France's highest appeals court on Wednesday sentenced former trader Jerome Kerviel [BBC backgrounder; JURIST news archive] to three years in prison for fraudulent covert trading while working for French bank Society Generale (SocGen) [corporate website, in French]. The Court of Cassation [official website, in French] upheld two lower court verdicts that determined that Kerviel acted without the bank's knowledge in building up positions of around €50 billion that brought the bank to the brink of collapse in the midst of the 2008 financial crisis. However, the Court overruled the €4.9 billion (USD $6.82 billion) in civil damages Kerviel was meant to pay SocGen to compensate for the bank's losses. A new civil trial will take place to decide on the eventual damages. The large fine essentially meant that SocGen could have had a lifetime claim on Kerviel's income, and was met with an outcry from the public and politicians who believed it excessive. Kerviel, who has spent three years trying to overturn his conviction, does not deny masking the 50 billion euro positions but accuses SocGen of knowing what he was doing.
Kerviel was originally convicted in 2010 [JURIST report], and was retried in 2012. Kerviel was detained [JURIST report] in February 2008 as the investigation into the fraudulent trades was conducted.
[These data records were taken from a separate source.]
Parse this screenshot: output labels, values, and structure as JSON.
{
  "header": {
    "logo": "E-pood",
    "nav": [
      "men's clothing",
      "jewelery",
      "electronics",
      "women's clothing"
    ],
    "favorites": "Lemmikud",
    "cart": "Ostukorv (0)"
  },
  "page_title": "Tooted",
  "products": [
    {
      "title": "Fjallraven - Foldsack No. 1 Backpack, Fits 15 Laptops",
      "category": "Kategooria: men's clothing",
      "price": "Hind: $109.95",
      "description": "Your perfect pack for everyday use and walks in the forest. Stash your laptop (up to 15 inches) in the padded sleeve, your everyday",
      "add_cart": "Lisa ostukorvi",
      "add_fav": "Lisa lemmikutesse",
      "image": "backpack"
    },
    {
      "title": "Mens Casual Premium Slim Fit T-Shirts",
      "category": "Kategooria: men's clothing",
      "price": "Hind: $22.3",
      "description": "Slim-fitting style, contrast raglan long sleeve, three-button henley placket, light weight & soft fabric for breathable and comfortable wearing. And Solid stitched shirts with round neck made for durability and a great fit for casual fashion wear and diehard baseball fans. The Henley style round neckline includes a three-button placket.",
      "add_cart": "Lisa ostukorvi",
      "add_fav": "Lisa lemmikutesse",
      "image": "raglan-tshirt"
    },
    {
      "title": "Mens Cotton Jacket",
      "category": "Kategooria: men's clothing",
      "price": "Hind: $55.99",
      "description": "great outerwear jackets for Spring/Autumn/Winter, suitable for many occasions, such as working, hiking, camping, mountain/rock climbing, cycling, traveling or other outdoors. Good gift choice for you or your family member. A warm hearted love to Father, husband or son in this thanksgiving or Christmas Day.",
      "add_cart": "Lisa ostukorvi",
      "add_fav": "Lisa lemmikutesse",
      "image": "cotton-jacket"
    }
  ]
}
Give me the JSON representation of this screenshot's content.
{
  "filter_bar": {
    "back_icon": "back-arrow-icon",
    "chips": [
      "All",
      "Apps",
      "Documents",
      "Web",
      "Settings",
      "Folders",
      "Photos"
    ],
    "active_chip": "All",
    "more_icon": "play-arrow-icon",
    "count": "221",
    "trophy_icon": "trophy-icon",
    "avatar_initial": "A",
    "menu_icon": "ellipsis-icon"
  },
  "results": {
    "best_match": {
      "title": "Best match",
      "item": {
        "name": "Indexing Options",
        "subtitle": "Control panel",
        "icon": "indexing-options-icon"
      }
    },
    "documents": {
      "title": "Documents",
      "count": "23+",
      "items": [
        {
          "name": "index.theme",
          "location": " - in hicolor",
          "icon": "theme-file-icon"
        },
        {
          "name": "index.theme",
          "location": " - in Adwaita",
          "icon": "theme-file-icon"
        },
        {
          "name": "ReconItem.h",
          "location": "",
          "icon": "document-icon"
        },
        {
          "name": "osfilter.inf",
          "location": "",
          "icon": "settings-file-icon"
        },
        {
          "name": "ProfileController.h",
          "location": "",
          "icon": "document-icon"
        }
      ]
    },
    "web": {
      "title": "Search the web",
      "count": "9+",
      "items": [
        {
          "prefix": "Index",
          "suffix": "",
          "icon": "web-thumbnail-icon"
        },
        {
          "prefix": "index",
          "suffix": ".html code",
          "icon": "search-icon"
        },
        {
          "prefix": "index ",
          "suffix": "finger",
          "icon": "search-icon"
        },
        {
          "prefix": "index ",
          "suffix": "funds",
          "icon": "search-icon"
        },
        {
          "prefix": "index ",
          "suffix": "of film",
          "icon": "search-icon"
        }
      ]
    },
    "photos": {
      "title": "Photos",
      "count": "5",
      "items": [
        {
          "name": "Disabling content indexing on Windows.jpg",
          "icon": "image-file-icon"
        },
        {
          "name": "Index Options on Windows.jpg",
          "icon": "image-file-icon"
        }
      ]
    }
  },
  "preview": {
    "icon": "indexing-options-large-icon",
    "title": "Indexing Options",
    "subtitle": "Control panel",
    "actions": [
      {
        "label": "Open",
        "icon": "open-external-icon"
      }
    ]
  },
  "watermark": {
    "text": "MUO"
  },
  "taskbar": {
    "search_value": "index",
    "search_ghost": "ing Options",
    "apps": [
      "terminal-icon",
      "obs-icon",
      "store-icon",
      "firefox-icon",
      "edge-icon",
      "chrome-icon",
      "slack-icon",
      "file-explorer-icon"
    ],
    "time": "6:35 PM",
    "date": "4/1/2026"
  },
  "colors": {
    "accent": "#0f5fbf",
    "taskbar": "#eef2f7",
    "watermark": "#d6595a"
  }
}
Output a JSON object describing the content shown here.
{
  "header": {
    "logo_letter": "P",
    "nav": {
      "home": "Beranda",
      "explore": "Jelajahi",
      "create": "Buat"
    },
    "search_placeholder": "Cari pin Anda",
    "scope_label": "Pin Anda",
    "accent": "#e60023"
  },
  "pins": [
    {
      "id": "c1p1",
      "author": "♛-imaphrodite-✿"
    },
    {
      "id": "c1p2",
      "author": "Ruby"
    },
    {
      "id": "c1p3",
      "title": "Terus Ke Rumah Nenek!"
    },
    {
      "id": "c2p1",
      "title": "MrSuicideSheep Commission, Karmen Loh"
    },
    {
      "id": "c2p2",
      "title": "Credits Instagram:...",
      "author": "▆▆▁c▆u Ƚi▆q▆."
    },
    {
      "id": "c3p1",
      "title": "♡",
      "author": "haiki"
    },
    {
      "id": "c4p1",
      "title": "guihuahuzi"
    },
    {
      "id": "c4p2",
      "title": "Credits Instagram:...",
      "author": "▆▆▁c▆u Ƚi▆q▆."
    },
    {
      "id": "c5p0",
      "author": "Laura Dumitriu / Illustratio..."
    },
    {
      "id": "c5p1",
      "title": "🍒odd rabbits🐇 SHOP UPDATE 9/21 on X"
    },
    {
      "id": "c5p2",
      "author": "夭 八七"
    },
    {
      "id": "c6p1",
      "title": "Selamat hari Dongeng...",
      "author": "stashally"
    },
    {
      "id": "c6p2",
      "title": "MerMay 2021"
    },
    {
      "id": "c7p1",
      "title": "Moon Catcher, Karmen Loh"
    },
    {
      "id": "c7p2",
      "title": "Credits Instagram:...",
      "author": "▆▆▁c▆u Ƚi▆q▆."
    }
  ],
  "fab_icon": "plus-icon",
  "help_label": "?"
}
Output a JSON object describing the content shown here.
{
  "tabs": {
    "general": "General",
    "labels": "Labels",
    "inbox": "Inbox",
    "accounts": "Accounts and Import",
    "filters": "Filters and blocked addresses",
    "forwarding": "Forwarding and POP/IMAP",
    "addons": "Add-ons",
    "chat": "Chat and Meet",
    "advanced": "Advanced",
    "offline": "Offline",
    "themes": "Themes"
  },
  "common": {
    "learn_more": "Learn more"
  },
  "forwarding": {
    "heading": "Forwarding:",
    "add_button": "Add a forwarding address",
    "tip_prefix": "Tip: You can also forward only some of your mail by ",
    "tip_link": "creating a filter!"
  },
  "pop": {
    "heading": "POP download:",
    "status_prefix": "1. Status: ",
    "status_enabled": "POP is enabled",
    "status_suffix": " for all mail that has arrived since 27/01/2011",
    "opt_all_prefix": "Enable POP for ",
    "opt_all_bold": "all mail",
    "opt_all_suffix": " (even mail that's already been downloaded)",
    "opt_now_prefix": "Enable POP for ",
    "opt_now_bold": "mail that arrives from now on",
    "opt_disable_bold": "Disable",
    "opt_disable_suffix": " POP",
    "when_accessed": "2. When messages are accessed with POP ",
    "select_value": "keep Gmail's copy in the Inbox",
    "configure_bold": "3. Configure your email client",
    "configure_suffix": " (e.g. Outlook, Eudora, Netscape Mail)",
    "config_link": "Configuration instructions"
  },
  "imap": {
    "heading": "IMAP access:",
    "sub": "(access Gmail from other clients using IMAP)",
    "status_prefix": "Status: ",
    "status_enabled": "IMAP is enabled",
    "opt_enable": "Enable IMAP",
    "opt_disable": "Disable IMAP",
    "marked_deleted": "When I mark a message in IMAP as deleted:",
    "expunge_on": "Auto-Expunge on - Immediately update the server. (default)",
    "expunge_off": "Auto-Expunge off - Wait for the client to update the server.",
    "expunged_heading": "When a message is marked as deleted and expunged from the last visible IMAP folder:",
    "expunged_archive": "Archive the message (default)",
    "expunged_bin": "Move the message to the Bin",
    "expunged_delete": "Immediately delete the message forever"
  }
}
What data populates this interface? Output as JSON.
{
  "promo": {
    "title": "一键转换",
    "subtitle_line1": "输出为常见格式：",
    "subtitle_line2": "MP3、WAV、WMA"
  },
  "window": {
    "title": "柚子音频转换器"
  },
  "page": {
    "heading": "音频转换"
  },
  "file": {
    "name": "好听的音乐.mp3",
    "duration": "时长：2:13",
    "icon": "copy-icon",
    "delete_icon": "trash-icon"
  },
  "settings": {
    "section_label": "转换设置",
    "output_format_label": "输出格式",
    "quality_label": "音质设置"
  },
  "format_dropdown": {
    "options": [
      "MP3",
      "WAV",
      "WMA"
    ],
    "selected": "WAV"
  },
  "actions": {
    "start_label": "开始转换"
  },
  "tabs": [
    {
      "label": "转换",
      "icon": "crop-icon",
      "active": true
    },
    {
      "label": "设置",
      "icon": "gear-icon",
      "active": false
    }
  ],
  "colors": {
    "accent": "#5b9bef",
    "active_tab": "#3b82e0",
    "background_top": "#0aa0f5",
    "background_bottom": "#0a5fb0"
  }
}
He was released in March 2008 [JURIST report] but instructed not to leave the country or communicate with a number of former colleagues. Police also questioned a second trader in connection with the fraudulent trades, but the man has since been named an assisted witness [JURIST reports] in the case against Kerviel, a designation that allows him to testify in the presence of a lawyer.